Toshiba plans to begin sample production next year of a coin-size hard-disk drive that can hold up to 3G bytes of data, the company said Tuesday.
The new drive contains a disk platter that is 0.85 inches in diameter and the whole drive is about the size of a coin and has a data capacity of between 2G bytes and 3G bytes, said Midori Suzuki, a spokeswoman for Toshiba in Tokyo.
Toshiba will demonstrate a prototype of the drive at the CES show that takes place in Las Vegas in January 2004 and plans sample production from the middle of 2004. Commercial production could begin as early as 2005, Suzuki said.
At present, the smallest commercial hard-disk drives in mass production have 1-inch platters. These products include the MicroDrive range of Hitachi Global Storage Technologies and the Storage Element drive that was launched earlier this year by Colorado-based Cornice.
The 1-inch drives offer data storage capacities of up to 4G bytes, in the case of the MicroDrive. But they are too large for some portable electronics products meaning makers are left with little choice but to use the much more compact but more expensive flash memory.

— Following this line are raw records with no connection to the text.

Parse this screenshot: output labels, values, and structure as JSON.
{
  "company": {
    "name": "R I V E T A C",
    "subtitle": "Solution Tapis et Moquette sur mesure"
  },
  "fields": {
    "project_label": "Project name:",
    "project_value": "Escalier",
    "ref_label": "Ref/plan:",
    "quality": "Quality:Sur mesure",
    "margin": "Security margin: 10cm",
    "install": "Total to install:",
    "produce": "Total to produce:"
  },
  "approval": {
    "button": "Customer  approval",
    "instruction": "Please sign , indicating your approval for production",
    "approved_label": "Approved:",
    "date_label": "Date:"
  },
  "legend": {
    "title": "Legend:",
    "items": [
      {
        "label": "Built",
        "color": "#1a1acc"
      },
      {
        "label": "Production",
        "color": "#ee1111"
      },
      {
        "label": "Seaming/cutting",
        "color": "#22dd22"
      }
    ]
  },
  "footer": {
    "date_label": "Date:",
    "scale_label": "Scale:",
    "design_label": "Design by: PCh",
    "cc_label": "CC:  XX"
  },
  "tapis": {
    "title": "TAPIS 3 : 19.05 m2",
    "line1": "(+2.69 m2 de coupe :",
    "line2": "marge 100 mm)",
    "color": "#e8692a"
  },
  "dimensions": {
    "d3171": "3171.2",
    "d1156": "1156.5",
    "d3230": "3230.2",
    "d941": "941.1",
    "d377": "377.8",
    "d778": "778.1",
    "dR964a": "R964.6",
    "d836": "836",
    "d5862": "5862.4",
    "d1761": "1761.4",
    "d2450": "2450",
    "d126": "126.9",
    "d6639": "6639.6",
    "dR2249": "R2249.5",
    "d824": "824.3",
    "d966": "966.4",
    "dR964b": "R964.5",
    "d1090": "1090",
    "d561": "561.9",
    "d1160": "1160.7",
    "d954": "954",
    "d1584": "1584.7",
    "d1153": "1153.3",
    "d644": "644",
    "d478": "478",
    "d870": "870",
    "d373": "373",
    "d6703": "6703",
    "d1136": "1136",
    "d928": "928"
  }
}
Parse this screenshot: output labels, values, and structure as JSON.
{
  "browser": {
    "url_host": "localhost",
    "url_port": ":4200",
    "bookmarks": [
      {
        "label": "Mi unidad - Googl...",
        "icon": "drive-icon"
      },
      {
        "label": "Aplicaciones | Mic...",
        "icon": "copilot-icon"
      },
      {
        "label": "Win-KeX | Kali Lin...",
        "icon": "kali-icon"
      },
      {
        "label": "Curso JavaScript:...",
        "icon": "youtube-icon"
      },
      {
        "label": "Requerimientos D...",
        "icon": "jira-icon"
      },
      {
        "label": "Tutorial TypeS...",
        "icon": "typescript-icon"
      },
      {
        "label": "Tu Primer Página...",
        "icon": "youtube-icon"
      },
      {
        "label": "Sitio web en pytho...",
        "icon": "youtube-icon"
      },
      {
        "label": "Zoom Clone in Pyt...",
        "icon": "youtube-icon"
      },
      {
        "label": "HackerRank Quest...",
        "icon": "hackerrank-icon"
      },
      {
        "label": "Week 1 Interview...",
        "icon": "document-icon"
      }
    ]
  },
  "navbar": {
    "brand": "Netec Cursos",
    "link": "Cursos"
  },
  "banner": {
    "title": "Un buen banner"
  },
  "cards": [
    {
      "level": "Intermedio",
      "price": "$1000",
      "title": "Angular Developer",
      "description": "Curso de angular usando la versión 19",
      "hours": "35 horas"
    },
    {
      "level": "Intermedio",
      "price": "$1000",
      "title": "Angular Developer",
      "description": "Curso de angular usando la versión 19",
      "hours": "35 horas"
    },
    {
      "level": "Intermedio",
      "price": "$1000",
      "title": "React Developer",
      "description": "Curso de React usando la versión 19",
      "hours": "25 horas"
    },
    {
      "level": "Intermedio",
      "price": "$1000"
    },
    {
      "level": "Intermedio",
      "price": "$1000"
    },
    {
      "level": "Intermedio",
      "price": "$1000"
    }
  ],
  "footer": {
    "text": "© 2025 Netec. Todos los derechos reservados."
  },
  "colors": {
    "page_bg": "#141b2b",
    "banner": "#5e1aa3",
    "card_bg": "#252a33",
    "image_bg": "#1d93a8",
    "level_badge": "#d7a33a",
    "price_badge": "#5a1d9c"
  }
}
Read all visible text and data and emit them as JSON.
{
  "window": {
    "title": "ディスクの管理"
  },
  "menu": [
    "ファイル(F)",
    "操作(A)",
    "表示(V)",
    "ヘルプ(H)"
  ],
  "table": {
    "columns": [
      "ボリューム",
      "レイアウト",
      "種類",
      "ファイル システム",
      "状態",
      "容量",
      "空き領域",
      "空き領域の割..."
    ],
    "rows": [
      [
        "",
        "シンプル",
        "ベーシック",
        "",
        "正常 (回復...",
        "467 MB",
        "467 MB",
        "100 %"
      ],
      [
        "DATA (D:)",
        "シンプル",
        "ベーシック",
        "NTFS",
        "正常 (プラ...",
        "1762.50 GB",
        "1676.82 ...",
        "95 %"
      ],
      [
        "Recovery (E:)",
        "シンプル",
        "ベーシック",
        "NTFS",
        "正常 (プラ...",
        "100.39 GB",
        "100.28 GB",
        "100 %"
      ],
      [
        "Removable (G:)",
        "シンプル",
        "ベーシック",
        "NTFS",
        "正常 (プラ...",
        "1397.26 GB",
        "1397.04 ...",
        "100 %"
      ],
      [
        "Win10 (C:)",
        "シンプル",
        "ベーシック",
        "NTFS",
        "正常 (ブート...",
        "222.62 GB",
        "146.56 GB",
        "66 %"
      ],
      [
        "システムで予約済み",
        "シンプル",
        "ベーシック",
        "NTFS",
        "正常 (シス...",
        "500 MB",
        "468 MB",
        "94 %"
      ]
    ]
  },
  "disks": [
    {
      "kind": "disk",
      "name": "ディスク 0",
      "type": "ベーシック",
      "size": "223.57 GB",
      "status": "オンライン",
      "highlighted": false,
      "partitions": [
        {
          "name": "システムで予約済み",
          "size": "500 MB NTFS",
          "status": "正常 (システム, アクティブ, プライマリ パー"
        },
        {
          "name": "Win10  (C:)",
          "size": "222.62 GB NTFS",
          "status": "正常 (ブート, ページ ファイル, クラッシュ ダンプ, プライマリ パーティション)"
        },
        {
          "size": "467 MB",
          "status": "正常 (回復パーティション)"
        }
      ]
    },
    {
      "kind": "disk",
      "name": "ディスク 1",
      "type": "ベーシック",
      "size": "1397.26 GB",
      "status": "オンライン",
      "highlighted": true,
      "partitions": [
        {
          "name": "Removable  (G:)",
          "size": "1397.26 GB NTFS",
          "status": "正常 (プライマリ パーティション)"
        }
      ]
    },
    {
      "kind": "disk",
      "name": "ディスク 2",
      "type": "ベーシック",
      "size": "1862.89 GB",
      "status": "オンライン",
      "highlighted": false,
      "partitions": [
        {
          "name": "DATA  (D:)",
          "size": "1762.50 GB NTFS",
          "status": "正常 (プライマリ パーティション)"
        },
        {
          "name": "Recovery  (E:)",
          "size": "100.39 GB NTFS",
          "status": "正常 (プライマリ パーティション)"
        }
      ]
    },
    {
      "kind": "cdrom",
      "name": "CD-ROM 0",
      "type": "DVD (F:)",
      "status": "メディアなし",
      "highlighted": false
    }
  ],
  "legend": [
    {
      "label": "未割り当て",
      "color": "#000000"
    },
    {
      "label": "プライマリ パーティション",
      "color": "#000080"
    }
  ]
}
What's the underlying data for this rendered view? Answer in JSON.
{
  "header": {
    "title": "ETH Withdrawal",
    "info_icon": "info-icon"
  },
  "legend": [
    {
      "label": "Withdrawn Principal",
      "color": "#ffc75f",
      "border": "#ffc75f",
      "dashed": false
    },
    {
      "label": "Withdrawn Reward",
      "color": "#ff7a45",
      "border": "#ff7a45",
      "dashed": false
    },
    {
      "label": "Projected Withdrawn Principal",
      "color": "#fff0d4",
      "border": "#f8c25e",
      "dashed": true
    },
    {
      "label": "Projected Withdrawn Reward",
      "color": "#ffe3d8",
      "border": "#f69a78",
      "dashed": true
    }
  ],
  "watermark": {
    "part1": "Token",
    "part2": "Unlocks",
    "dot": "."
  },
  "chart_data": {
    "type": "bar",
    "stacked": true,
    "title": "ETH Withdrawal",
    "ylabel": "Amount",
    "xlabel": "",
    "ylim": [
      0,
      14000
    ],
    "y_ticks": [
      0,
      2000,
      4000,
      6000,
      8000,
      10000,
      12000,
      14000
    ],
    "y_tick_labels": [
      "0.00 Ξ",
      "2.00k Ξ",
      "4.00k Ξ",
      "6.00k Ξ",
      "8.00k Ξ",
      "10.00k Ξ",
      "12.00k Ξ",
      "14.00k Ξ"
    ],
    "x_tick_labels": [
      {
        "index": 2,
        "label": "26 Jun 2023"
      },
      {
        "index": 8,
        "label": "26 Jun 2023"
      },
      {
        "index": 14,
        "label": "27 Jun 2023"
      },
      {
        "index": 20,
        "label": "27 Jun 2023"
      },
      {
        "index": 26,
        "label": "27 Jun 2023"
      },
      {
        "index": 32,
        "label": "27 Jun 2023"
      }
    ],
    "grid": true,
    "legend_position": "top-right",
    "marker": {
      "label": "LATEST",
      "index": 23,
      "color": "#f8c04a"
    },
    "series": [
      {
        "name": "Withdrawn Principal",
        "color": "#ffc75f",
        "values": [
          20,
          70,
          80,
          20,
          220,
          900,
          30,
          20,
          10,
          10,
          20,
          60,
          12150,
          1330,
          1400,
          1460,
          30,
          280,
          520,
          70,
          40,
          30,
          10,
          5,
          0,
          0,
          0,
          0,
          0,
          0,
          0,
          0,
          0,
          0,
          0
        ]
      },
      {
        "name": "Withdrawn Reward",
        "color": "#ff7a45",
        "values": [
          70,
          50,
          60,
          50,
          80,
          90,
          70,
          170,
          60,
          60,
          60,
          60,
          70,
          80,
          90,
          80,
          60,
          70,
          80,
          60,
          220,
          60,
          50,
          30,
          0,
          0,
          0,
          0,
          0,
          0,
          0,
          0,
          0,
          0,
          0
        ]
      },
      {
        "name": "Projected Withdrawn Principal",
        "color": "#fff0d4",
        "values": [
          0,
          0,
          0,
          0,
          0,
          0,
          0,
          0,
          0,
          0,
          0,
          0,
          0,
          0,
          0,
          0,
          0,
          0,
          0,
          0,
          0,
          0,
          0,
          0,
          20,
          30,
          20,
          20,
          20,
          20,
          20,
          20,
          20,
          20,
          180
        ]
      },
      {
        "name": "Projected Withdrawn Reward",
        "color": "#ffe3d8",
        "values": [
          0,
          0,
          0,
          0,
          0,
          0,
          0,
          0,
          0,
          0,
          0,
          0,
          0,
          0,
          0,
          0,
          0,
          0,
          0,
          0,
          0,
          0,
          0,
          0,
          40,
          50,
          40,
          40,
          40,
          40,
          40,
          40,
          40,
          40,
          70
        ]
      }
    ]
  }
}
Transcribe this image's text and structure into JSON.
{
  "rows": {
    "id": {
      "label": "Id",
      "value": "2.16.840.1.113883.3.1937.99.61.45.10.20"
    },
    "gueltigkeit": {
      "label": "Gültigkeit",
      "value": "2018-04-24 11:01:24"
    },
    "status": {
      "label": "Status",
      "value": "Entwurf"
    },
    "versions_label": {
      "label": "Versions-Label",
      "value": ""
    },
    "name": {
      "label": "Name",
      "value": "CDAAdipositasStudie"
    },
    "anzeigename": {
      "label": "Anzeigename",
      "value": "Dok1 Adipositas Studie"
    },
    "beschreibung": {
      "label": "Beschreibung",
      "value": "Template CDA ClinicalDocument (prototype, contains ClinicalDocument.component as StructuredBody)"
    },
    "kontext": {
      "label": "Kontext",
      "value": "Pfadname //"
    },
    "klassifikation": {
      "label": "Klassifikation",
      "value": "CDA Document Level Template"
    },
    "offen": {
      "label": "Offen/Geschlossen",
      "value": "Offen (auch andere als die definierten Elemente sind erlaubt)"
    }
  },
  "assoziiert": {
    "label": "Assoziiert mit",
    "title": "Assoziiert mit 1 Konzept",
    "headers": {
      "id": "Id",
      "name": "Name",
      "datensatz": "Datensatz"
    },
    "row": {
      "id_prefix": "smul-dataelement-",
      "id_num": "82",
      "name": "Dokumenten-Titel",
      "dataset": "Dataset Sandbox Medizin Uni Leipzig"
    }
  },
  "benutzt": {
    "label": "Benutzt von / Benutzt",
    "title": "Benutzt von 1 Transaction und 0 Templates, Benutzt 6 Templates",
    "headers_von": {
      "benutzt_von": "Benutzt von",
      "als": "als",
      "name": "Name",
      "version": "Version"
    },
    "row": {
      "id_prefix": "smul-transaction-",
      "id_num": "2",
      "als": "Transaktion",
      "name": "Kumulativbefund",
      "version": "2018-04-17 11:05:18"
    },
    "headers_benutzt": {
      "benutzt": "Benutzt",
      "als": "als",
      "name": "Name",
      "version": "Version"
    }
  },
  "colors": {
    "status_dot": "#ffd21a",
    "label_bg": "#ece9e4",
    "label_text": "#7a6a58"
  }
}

While flash memory meets the physical size requirements demanded by products like digital music or video players, personal digital assistants and cellular telephones, the increasing ability of such devices to handle multimedia applications requires a high-capacity and low-cost storage medium. This is pushing drive manufacturers to experiment with sub 1-inch drives in an attempt to meet both physical size and data capacity needs.
The market for 1.8-inch and smaller hard disk drives is expected to grow several-fold over the next five years, according to data from market analysis company Coughlin Associates. The company estimates shipments of such drives will total 3.3 million drives this year and grow to 23.7 million in 2008.